#### Data listing

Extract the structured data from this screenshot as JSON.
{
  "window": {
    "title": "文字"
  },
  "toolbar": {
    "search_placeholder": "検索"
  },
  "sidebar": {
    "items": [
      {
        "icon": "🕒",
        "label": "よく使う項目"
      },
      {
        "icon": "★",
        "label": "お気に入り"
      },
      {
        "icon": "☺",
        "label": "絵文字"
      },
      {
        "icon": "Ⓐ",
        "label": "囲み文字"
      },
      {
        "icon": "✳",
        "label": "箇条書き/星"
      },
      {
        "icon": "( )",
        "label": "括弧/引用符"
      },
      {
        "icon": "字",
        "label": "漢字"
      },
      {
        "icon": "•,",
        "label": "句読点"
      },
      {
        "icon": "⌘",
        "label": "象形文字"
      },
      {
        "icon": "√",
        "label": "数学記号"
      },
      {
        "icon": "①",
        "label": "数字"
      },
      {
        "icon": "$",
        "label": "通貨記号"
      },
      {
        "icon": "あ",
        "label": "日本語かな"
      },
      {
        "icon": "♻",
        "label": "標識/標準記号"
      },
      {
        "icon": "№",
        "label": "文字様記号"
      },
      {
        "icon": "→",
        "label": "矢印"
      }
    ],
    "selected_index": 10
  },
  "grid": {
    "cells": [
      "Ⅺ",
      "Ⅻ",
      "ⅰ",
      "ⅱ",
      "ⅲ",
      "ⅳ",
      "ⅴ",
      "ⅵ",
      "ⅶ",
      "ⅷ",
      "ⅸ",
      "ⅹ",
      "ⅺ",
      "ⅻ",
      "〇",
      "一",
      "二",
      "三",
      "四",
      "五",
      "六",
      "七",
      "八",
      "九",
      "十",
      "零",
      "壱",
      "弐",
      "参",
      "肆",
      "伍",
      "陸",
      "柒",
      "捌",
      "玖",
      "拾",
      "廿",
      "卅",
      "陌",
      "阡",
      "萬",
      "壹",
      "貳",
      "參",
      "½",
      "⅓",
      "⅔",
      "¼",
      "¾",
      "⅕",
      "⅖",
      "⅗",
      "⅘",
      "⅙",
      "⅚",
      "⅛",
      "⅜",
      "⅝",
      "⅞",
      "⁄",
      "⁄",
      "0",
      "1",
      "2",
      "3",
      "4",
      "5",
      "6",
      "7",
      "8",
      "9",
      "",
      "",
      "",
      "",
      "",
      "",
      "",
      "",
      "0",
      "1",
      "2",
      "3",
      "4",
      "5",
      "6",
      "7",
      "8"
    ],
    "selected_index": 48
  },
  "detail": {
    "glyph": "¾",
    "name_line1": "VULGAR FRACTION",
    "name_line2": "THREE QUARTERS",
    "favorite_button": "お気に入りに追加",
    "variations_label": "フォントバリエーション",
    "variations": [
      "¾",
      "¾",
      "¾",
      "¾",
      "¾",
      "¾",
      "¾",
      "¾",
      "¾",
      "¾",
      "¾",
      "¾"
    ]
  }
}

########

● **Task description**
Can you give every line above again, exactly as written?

● **Your response**
Extract the structured data from this screenshot as JSON.
{
  "window": {
    "title": "文字"
  },
  "toolbar": {
    "search_placeholder": "検索"
  },
  "sidebar": {
    "items": [
      {
        "icon": "🕒",
        "label": "よく使う項目"
      },
      {
        "icon": "★",
        "label": "お気に入り"
      },
      {
        "icon": "☺",
        "label": "絵文字"
      },
      {
        "icon": "Ⓐ",
        "label": "囲み文字"
      },
      {
        "icon": "✳",
        "label": "箇条書き/星"
      },
      {
        "icon": "( )",
        "label": "括弧/引用符"
      },
      {
        "icon": "字",
        "label": "漢字"
      },
      {
        "icon": "•,",
        "label": "句読点"
      },
      {
        "icon": "⌘",
        "label": "象形文字"
      },
      {
        "icon": "√",
        "label": "数学記号"
      },
      {
        "icon": "①",
        "label": "数字"
      },
      {
        "icon": "$",
        "label": "通貨記号"
      },
      {
        "icon": "あ",
        "label": "日本語かな"
      },
      {
        "icon": "♻",
        "label": "標識/標準記号"
      },
      {
        "icon": "№",
        "label": "文字様記号"
      },
      {
        "icon": "→",
        "label": "矢印"
      }
    ],
    "selected_index": 10
  },
  "grid": {
    "cells": [
      "Ⅺ",
      "Ⅻ",
      "ⅰ",
      "ⅱ",
      "ⅲ",
      "ⅳ",
      "ⅴ",
      "ⅵ",
      "ⅶ",
      "ⅷ",
      "ⅸ",
      "ⅹ",
      "ⅺ",
      "ⅻ",
      "〇",
      "一",
      "二",
      "三",
      "四",
      "五",
      "六",
      "七",
      "八",
      "九",
      "十",
      "零",
      "壱",
      "弐",
      "参",
      "肆",
      "伍",
      "陸",
      "柒",
      "捌",
      "玖",
      "拾",
      "廿",
      "卅",
      "陌",
      "阡",
      "萬",
      "壹",
      "貳",
      "參",
      "½",
      "⅓",
      "⅔",
      "¼",
      "¾",
      "⅕",
      "⅖",
      "⅗",
      "⅘",
      "⅙",
      "⅚",
      "⅛",
      "⅜",
      "⅝",
      "⅞",
      "⁄",
      "⁄",
      "0",
      "1",
      "2",
      "3",
      "4",
      "5",
      "6",
      "7",
      "8",
      "9",
      "",
      "",
      "",
      "",
      "",
      "",
      "",
      "",
      "0",
      "1",
      "2",
      "3",
      "4",
      "5",
      "6",
      "7",
      "8"
    ],
    "selected_index": 48
  },
  "detail": {
    "glyph": "¾",
    "name_line1": "VULGAR FRACTION",
    "name_line2": "THREE QUARTERS",
    "favorite_button": "お気に入りに追加",
    "variations_label": "フォントバリエーション",
    "variations": [
      "¾",
      "¾",
      "¾",
      "¾",
      "¾",
      "¾",
      "¾",
      "¾",
      "¾",
      "¾",
      "¾",
      "¾"
    ]
  }
}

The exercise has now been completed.